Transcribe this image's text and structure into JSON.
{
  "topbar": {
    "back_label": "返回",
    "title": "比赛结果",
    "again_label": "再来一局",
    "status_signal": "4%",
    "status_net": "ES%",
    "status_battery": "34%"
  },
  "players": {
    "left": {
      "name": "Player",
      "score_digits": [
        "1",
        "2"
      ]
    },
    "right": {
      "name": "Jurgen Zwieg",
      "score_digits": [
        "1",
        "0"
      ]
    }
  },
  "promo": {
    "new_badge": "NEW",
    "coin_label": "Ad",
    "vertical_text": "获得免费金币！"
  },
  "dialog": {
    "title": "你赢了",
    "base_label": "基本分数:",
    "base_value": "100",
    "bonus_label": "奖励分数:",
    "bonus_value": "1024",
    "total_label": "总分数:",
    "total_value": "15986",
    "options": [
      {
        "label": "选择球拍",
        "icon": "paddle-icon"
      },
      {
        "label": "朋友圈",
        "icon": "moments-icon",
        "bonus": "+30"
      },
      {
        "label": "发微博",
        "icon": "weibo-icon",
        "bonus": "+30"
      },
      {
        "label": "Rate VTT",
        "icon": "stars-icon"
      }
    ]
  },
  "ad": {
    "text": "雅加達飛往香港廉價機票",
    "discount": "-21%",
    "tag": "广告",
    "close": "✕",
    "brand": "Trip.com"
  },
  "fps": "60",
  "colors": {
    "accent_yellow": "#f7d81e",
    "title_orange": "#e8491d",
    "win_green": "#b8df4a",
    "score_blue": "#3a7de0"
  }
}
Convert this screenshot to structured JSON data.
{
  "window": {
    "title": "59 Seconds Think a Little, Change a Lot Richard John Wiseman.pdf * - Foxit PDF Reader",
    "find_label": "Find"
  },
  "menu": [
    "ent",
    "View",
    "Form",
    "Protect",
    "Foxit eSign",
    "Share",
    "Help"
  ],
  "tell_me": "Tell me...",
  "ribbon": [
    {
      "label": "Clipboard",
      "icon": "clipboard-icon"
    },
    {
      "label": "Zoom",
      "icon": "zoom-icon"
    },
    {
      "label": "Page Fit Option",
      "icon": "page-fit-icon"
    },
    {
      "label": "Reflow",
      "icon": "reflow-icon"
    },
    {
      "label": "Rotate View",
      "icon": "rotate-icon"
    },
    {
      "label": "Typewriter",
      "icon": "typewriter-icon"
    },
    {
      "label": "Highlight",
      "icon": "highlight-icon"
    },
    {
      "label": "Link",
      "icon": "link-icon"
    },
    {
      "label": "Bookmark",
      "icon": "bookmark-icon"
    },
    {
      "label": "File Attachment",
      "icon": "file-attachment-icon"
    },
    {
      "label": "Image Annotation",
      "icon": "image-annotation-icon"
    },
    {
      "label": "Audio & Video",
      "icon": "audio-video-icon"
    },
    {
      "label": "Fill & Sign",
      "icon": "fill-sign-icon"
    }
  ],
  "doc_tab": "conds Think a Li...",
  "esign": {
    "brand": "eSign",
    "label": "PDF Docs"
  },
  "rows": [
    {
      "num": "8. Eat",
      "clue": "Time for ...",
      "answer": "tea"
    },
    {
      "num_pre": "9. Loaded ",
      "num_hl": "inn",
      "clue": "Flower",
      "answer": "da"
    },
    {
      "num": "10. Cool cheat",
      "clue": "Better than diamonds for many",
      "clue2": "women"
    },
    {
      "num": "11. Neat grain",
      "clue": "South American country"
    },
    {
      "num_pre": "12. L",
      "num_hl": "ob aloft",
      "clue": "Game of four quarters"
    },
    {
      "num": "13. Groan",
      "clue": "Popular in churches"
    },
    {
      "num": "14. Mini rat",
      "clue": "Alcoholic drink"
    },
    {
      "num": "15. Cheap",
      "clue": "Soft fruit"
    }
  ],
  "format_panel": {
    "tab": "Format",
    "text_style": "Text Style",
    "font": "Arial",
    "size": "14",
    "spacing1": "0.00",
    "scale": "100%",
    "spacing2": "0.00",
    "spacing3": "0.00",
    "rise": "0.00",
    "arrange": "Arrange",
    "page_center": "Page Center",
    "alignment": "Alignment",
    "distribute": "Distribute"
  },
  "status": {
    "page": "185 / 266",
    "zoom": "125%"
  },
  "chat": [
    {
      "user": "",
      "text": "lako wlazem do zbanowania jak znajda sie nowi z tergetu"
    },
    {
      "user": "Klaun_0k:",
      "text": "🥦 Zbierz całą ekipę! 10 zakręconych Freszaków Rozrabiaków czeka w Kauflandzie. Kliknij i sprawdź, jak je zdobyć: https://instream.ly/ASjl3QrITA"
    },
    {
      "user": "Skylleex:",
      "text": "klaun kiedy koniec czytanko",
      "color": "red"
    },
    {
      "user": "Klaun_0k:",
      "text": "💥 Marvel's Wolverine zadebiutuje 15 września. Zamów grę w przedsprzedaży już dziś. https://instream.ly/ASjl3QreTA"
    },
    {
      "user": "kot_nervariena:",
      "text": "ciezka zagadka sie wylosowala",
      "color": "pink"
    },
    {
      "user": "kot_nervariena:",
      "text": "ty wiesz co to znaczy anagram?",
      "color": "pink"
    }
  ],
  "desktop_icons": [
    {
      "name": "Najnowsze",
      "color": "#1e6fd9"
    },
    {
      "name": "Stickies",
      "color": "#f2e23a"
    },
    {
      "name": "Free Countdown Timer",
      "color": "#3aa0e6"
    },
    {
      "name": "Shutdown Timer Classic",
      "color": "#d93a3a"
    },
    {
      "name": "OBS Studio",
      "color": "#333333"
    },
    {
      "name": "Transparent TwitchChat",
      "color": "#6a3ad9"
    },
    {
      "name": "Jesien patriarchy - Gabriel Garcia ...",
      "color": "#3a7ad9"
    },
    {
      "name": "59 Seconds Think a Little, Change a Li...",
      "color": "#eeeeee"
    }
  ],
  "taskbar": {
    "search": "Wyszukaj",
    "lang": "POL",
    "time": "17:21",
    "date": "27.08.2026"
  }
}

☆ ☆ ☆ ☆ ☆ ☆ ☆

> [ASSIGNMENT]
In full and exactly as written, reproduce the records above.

> [OUTPUT OF THE TASK]
Transcribe this image's text and structure into JSON.
{
  "topbar": {
    "back_label": "返回",
    "title": "比赛结果",
    "again_label": "再来一局",
    "status_signal": "4%",
    "status_net": "ES%",
    "status_battery": "34%"
  },
  "players": {
    "left": {
      "name": "Player",
      "score_digits": [
        "1",
        "2"
      ]
    },
    "right": {
      "name": "Jurgen Zwieg",
      "score_digits": [
        "1",
        "0"
      ]
    }
  },
  "promo": {
    "new_badge": "NEW",
    "coin_label": "Ad",
    "vertical_text": "获得免费金币！"
  },
  "dialog": {
    "title": "你赢了",
    "base_label": "基本分数:",
    "base_value": "100",
    "bonus_label": "奖励分数:",
    "bonus_value": "1024",
    "total_label": "总分数:",
    "total_value": "15986",
    "options": [
      {
        "label": "选择球拍",
        "icon": "paddle-icon"
      },
      {
        "label": "朋友圈",
        "icon": "moments-icon",
        "bonus": "+30"
      },
      {
        "label": "发微博",
        "icon": "weibo-icon",
        "bonus": "+30"
      },
      {
        "label": "Rate VTT",
        "icon": "stars-icon"
      }
    ]
  },
  "ad": {
    "text": "雅加達飛往香港廉價機票",
    "discount": "-21%",
    "tag": "广告",
    "close": "✕",
    "brand": "Trip.com"
  },
  "fps": "60",
  "colors": {
    "accent_yellow": "#f7d81e",
    "title_orange": "#e8491d",
    "win_green": "#b8df4a",
    "score_blue": "#3a7de0"
  }
}
Convert this screenshot to structured JSON data.
{
  "window": {
    "title": "59 Seconds Think a Little, Change a Lot Richard John Wiseman.pdf * - Foxit PDF Reader",
    "find_label": "Find"
  },
  "menu": [
    "ent",
    "View",
    "Form",
    "Protect",
    "Foxit eSign",
    "Share",
    "Help"
  ],
  "tell_me": "Tell me...",
  "ribbon": [
    {
      "label": "Clipboard",
      "icon": "clipboard-icon"
    },
    {
      "label": "Zoom",
      "icon": "zoom-icon"
    },
    {
      "label": "Page Fit Option",
      "icon": "page-fit-icon"
    },
    {
      "label": "Reflow",
      "icon": "reflow-icon"
    },
    {
      "label": "Rotate View",
      "icon": "rotate-icon"
    },
    {
      "label": "Typewriter",
      "icon": "typewriter-icon"
    },
    {
      "label": "Highlight",
      "icon": "highlight-icon"
    },
    {
      "label": "Link",
      "icon": "link-icon"
    },
    {
      "label": "Bookmark",
      "icon": "bookmark-icon"
    },
    {
      "label": "File Attachment",
      "icon": "file-attachment-icon"
    },
    {
      "label": "Image Annotation",
      "icon": "image-annotation-icon"
    },
    {
      "label": "Audio & Video",
      "icon": "audio-video-icon"
    },
    {
      "label": "Fill & Sign",
      "icon": "fill-sign-icon"
    }
  ],
  "doc_tab": "conds Think a Li...",
  "esign": {
    "brand": "eSign",
    "label": "PDF Docs"
  },
  "rows": [
    {
      "num": "8. Eat",
      "clue": "Time for ...",
      "answer": "tea"
    },
    {
      "num_pre": "9. Loaded ",
      "num_hl": "inn",
      "clue": "Flower",
      "answer": "da"
    },
    {
      "num": "10. Cool cheat",
      "clue": "Better than diamonds for many",
      "clue2": "women"
    },
    {
      "num": "11. Neat grain",
      "clue": "South American country"
    },
    {
      "num_pre": "12. L",
      "num_hl": "ob aloft",
      "clue": "Game of four quarters"
    },
    {
      "num": "13. Groan",
      "clue": "Popular in churches"
    },
    {
      "num": "14. Mini rat",
      "clue": "Alcoholic drink"
    },
    {
      "num": "15. Cheap",
      "clue": "Soft fruit"
    }
  ],
  "format_panel": {
    "tab": "Format",
    "text_style": "Text Style",
    "font": "Arial",
    "size": "14",
    "spacing1": "0.00",
    "scale": "100%",
    "spacing2": "0.00",
    "spacing3": "0.00",
    "rise": "0.00",
    "arrange": "Arrange",
    "page_center": "Page Center",
    "alignment": "Alignment",
    "distribute": "Distribute"
  },
  "status": {
    "page": "185 / 266",
    "zoom": "125%"
  },
  "chat": [
    {
      "user": "",
      "text": "lako wlazem do zbanowania jak znajda sie nowi z tergetu"
    },
    {
      "user": "Klaun_0k:",
      "text": "🥦 Zbierz całą ekipę! 10 zakręconych Freszaków Rozrabiaków czeka w Kauflandzie. Kliknij i sprawdź, jak je zdobyć: https://instream.ly/ASjl3QrITA"
    },
    {
      "user": "Skylleex:",
      "text": "klaun kiedy koniec czytanko",
      "color": "red"
    },
    {
      "user": "Klaun_0k:",
      "text": "💥 Marvel's Wolverine zadebiutuje 15 września. Zamów grę w przedsprzedaży już dziś. https://instream.ly/ASjl3QreTA"
    },
    {
      "user": "kot_nervariena:",
      "text": "ciezka zagadka sie wylosowala",
      "color": "pink"
    },
    {
      "user": "kot_nervariena:",
      "text": "ty wiesz co to znaczy anagram?",
      "color": "pink"
    }
  ],
  "desktop_icons": [
    {
      "name": "Najnowsze",
      "color": "#1e6fd9"
    },
    {
      "name": "Stickies",
      "color": "#f2e23a"
    },
    {
      "name": "Free Countdown Timer",
      "color": "#3aa0e6"
    },
    {
      "name": "Shutdown Timer Classic",
      "color": "#d93a3a"
    },
    {
      "name": "OBS Studio",
      "color": "#333333"
    },
    {
      "name": "Transparent TwitchChat",
      "color": "#6a3ad9"
    },
    {
      "name": "Jesien patriarchy - Gabriel Garcia ...",
      "color": "#3a7ad9"
    },
    {
      "name": "59 Seconds Think a Little, Change a Li...",
      "color": "#eeeeee"
    }
  ],
  "taskbar": {
    "search": "Wyszukaj",
    "lang": "POL",
    "time": "17:21",
    "date": "27.08.2026"
  }
}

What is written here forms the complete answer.